What to do:
Note how many lines of the data below hold the word "screenshot", then give that number with no other text.

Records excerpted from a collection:
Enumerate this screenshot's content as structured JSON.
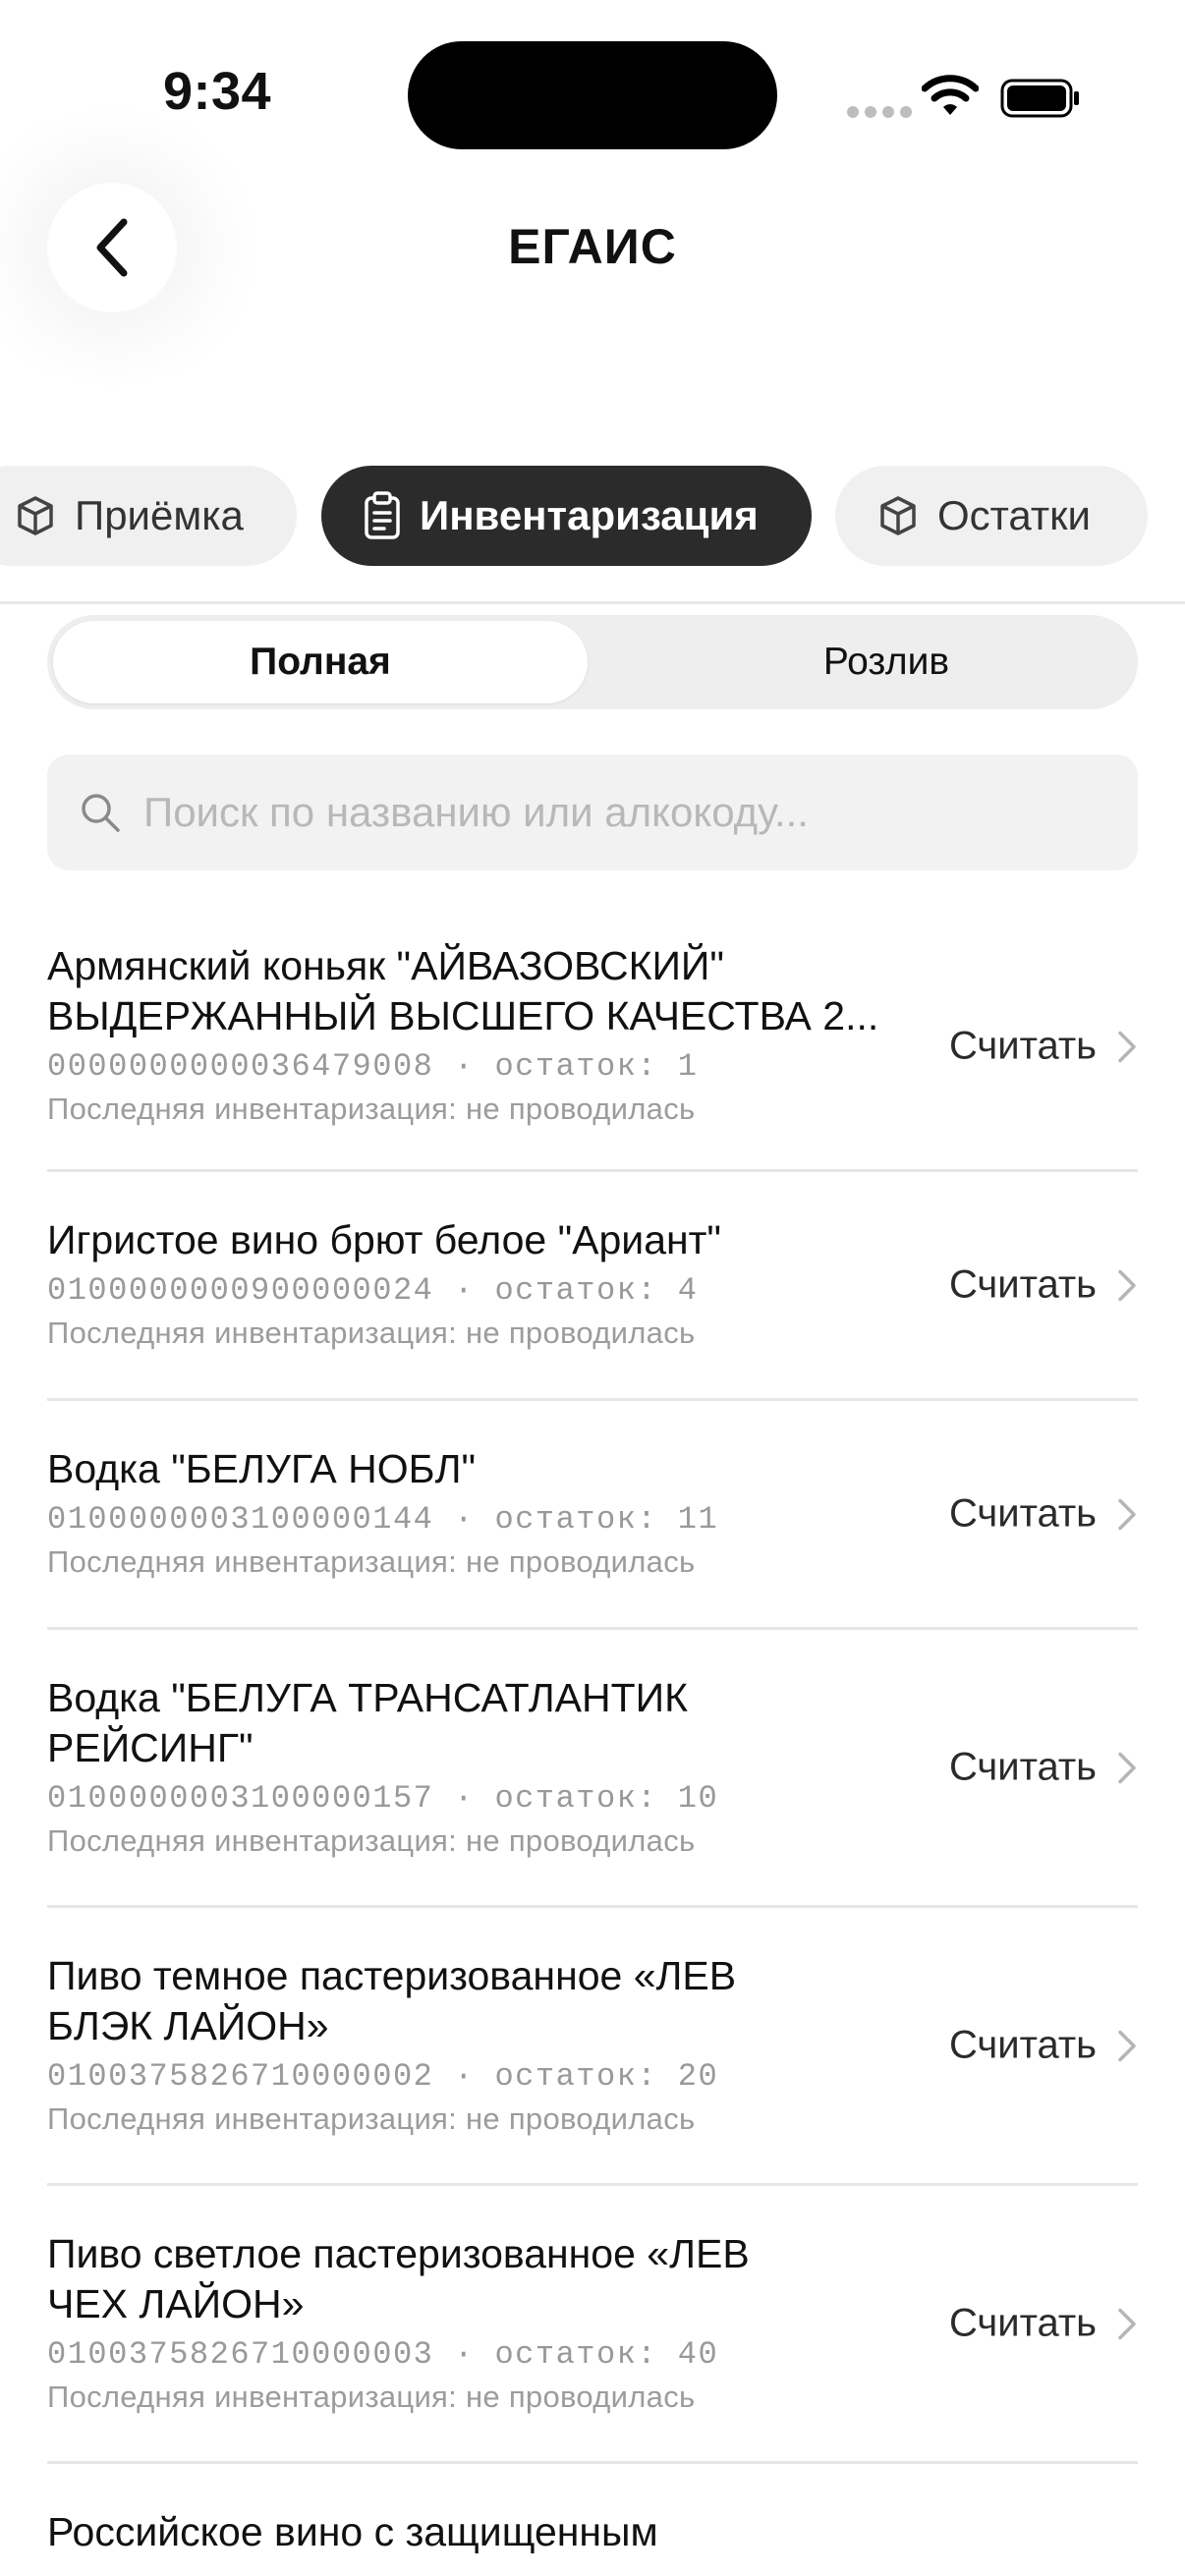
{
  "status_bar": {
    "time": "9:34"
  },
  "header": {
    "title": "ЕГАИС"
  },
  "mode_tabs": [
    {
      "label": "Приёмка",
      "icon": "box-icon",
      "active": false
    },
    {
      "label": "Инвентаризация",
      "icon": "clipboard-icon",
      "active": true
    },
    {
      "label": "Остатки",
      "icon": "box-icon",
      "active": false
    }
  ],
  "segments": {
    "full": "Полная",
    "pour": "Розлив",
    "selected": "full"
  },
  "search": {
    "placeholder": "Поиск по названию или алкокоду...",
    "value": ""
  },
  "count_label": "Считать",
  "items": [
    {
      "name_line1": "Армянский коньяк \"АЙВАЗОВСКИЙ\"",
      "name_line2": "ВЫДЕРЖАННЫЙ ВЫСШЕГО КАЧЕСТВА 2...",
      "meta": "0000000000036479008 · остаток: 1",
      "last": "Последняя инвентаризация: не проводилась"
    },
    {
      "name_line1": "Игристое вино брют белое \"Ариант\"",
      "name_line2": "",
      "meta": "0100000000900000024 · остаток: 4",
      "last": "Последняя инвентаризация: не проводилась"
    },
    {
      "name_line1": "Водка \"БЕЛУГА НОБЛ\"",
      "name_line2": "",
      "meta": "0100000003100000144 · остаток: 11",
      "last": "Последняя инвентаризация: не проводилась"
    },
    {
      "name_line1": "Водка \"БЕЛУГА ТРАНСАТЛАНТИК",
      "name_line2": "РЕЙСИНГ\"",
      "meta": "0100000003100000157 · остаток: 10",
      "last": "Последняя инвентаризация: не проводилась"
    },
    {
      "name_line1": "Пиво темное пастеризованное «ЛЕВ",
      "name_line2": "БЛЭК ЛАЙОН»",
      "meta": "0100375826710000002 · остаток: 20",
      "last": "Последняя инвентаризация: не проводилась"
    },
    {
      "name_line1": "Пиво светлое пастеризованное «ЛЕВ",
      "name_line2": "ЧЕХ ЛАЙОН»",
      "meta": "0100375826710000003 · остаток: 40",
      "last": "Последняя инвентаризация: не проводилась"
    },
    {
      "name_line1": "Российское вино с защищенным",
      "name_line2": "",
      "meta": "",
      "last": ""
    }
  ]
}
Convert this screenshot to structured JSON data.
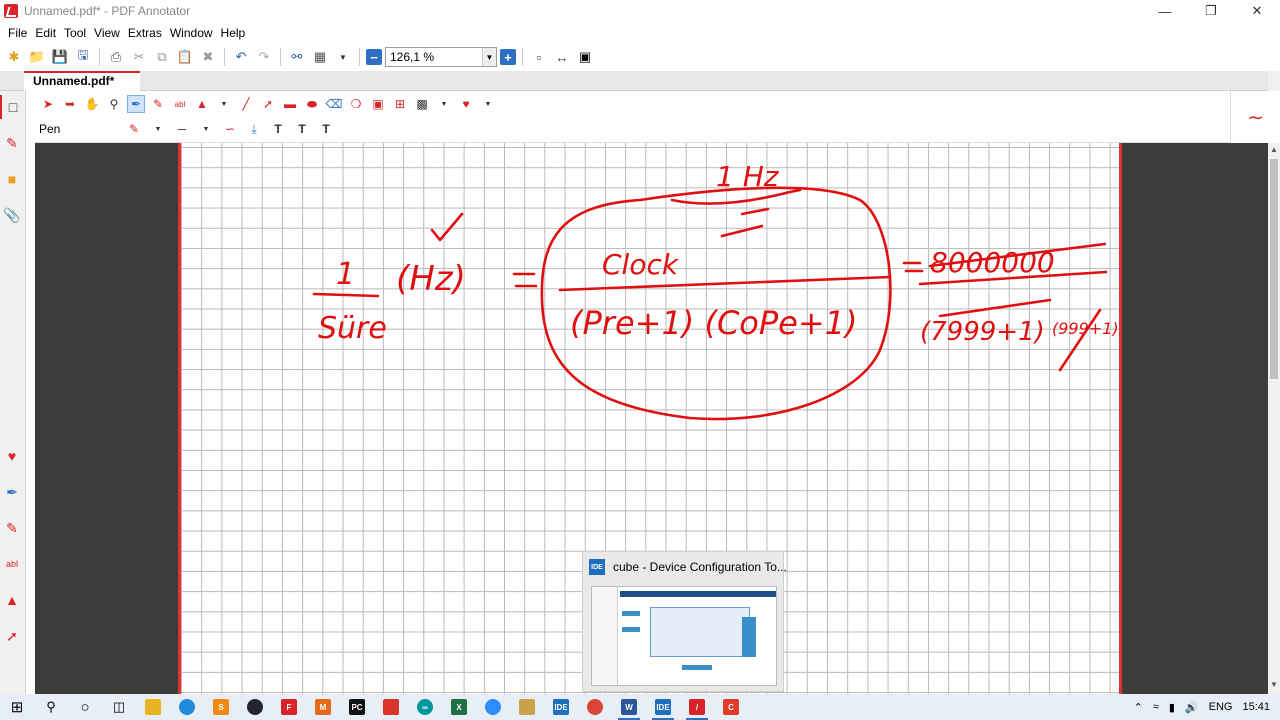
{
  "window": {
    "title": "Unnamed.pdf* - PDF Annotator"
  },
  "menu": [
    "File",
    "Edit",
    "Tool",
    "View",
    "Extras",
    "Window",
    "Help"
  ],
  "toolbar": {
    "zoom_value": "126,1 %"
  },
  "tabs": [
    {
      "label": "Unnamed.pdf*"
    }
  ],
  "annotation_toolbar": {
    "tool_label": "Pen"
  },
  "handwriting": {
    "freq_label": "1 Hz",
    "numerator": "1",
    "denominator": "Süre",
    "unit": "(Hz)",
    "clock": "Clock",
    "divisor": "(Pre+1) (CoPe+1)",
    "value": "8000000",
    "prescaler": "(7999+1)",
    "period": "(999+1)"
  },
  "preview": {
    "title": "cube - Device Configuration To..."
  },
  "taskbar": {
    "language": "ENG",
    "time": "15:41"
  },
  "colors": {
    "accent": "#d9252a",
    "ink": "#e01010",
    "grid": "#b9b9b9"
  }
}
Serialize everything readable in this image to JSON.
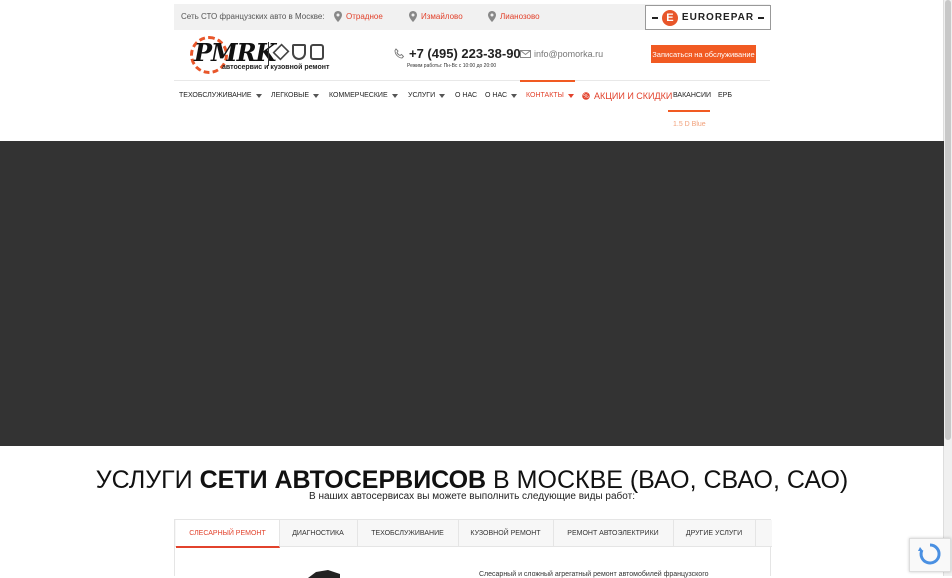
{
  "topbar": {
    "lead": "Сеть СТО французских авто в Москве:",
    "locations": [
      "Отрадное",
      "Измайлово",
      "Лианозово"
    ],
    "partner": "EUROREPAR"
  },
  "logo": {
    "name": "PMRK",
    "tagline": "автосервис и кузовной ремонт"
  },
  "contact": {
    "phone": "+7 (495) 223-38-90",
    "hours": "Режим работы: Пн-Вс с 10:00 до 20:00",
    "email": "info@pomorka.ru",
    "signup": "Записаться на обслуживание"
  },
  "nav": {
    "items": [
      "ТЕХОБСЛУЖИВАНИЕ",
      "ЛЕГКОВЫЕ",
      "КОММЕРЧЕСКИЕ",
      "УСЛУГИ",
      "О НАС",
      "О НАС",
      "КОНТАКТЫ",
      "АКЦИИ И СКИДКИ",
      "ВАКАНСИИ",
      "EPБ"
    ],
    "submenu": "1.5 D Blue"
  },
  "section": {
    "headline_a": "УСЛУГИ ",
    "headline_b": "СЕТИ АВТОСЕРВИСОВ",
    "headline_c": " В МОСКВЕ (ВАО, СВАО, САО)",
    "subline": "В наших автосервисах вы можете выполнить следующие виды работ:"
  },
  "tabs": {
    "items": [
      "СЛЕСАРНЫЙ РЕМОНТ",
      "ДИАГНОСТИКА",
      "ТЕХОБСЛУЖИВАНИЕ",
      "КУЗОВНОЙ РЕМОНТ",
      "РЕМОНТ АВТОЭЛЕКТРИКИ",
      "ДРУГИЕ УСЛУГИ"
    ],
    "content": "Слесарный и сложный агрегатный ремонт автомобилей французского"
  },
  "colors": {
    "accent": "#f15a22",
    "hero": "#333333"
  }
}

Written answer:
2